START Given records
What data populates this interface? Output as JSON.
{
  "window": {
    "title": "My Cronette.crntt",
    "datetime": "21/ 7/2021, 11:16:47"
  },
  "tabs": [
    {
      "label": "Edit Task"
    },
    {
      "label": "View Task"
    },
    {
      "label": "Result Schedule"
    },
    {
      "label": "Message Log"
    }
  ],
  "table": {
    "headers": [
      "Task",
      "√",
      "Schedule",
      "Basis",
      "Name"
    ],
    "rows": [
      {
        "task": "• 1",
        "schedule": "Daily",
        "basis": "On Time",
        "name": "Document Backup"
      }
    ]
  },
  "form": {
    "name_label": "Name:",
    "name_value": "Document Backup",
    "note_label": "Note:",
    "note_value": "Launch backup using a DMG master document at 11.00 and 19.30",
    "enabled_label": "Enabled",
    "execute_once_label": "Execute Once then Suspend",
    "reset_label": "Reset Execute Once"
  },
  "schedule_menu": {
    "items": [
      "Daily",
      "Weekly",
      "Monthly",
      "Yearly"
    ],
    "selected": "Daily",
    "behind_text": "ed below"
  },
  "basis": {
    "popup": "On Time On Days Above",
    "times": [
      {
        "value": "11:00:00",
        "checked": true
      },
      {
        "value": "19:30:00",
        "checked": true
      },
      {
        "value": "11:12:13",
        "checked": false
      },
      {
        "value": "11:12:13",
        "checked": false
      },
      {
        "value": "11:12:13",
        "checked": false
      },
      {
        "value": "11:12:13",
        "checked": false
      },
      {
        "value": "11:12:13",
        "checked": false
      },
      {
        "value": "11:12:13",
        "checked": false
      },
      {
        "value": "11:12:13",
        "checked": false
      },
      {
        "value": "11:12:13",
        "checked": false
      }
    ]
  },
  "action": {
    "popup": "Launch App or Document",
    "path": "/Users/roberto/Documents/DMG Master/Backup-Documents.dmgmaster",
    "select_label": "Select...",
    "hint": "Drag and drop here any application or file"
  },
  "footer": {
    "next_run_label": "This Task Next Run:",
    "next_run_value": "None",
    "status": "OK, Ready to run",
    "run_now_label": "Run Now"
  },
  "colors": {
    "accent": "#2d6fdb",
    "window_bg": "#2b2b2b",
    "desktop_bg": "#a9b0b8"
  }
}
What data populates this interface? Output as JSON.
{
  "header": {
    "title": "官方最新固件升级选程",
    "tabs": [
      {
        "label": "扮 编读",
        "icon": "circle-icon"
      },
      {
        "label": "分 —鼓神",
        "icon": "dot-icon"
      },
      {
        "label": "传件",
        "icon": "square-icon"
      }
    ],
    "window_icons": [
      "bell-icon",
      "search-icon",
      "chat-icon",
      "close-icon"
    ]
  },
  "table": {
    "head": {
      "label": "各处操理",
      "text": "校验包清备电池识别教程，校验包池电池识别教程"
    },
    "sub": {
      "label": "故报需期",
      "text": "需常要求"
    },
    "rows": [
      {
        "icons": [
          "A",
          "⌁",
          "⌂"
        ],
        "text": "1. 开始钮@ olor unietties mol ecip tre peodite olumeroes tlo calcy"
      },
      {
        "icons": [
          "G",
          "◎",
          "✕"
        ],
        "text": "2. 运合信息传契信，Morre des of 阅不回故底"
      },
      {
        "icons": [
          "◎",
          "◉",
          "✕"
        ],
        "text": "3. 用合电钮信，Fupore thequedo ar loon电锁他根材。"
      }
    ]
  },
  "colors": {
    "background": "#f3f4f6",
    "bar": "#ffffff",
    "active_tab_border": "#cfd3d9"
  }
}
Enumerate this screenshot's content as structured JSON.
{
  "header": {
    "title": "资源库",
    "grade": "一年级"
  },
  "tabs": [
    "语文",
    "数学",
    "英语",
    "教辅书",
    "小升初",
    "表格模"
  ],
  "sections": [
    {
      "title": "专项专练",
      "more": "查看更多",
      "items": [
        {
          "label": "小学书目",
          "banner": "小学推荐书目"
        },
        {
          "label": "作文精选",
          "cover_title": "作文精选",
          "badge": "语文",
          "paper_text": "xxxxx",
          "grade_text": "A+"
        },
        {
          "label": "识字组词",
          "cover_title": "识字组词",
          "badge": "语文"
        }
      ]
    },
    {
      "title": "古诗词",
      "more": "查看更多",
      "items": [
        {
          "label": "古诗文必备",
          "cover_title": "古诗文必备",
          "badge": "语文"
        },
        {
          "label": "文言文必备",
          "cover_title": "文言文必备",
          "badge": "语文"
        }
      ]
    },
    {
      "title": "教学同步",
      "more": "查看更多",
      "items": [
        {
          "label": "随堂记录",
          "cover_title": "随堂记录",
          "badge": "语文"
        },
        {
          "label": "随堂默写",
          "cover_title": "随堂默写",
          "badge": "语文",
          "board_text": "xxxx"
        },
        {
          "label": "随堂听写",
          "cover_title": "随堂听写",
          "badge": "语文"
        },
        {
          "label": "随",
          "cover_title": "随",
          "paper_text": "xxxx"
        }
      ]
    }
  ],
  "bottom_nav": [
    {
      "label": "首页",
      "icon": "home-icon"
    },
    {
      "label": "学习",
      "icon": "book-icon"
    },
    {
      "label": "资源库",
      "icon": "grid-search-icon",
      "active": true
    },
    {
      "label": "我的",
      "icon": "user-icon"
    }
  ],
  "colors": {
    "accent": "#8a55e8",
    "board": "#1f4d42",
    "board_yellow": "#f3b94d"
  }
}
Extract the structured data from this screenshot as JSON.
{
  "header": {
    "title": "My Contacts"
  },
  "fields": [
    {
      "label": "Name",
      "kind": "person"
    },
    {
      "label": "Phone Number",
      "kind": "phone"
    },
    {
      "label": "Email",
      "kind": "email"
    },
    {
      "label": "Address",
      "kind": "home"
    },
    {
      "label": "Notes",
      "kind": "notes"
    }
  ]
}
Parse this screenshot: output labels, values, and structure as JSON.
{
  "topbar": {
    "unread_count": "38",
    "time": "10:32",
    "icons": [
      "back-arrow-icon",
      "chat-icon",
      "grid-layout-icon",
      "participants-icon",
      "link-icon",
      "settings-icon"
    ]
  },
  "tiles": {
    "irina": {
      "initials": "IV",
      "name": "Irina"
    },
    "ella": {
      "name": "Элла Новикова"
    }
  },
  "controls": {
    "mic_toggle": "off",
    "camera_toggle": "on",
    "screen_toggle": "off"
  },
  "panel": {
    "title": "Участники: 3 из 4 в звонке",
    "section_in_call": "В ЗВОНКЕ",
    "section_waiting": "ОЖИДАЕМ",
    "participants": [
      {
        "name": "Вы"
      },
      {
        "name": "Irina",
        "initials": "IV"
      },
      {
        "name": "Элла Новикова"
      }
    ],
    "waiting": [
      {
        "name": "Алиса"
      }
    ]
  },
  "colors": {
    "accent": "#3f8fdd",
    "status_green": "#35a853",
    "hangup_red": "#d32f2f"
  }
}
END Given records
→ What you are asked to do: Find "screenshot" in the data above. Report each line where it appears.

→ Finished exercise:
Enumerate this screenshot's content as structured JSON.
Extract the structured data from this screenshot as JSON.
Parse this screenshot: output labels, values, and structure as JSON.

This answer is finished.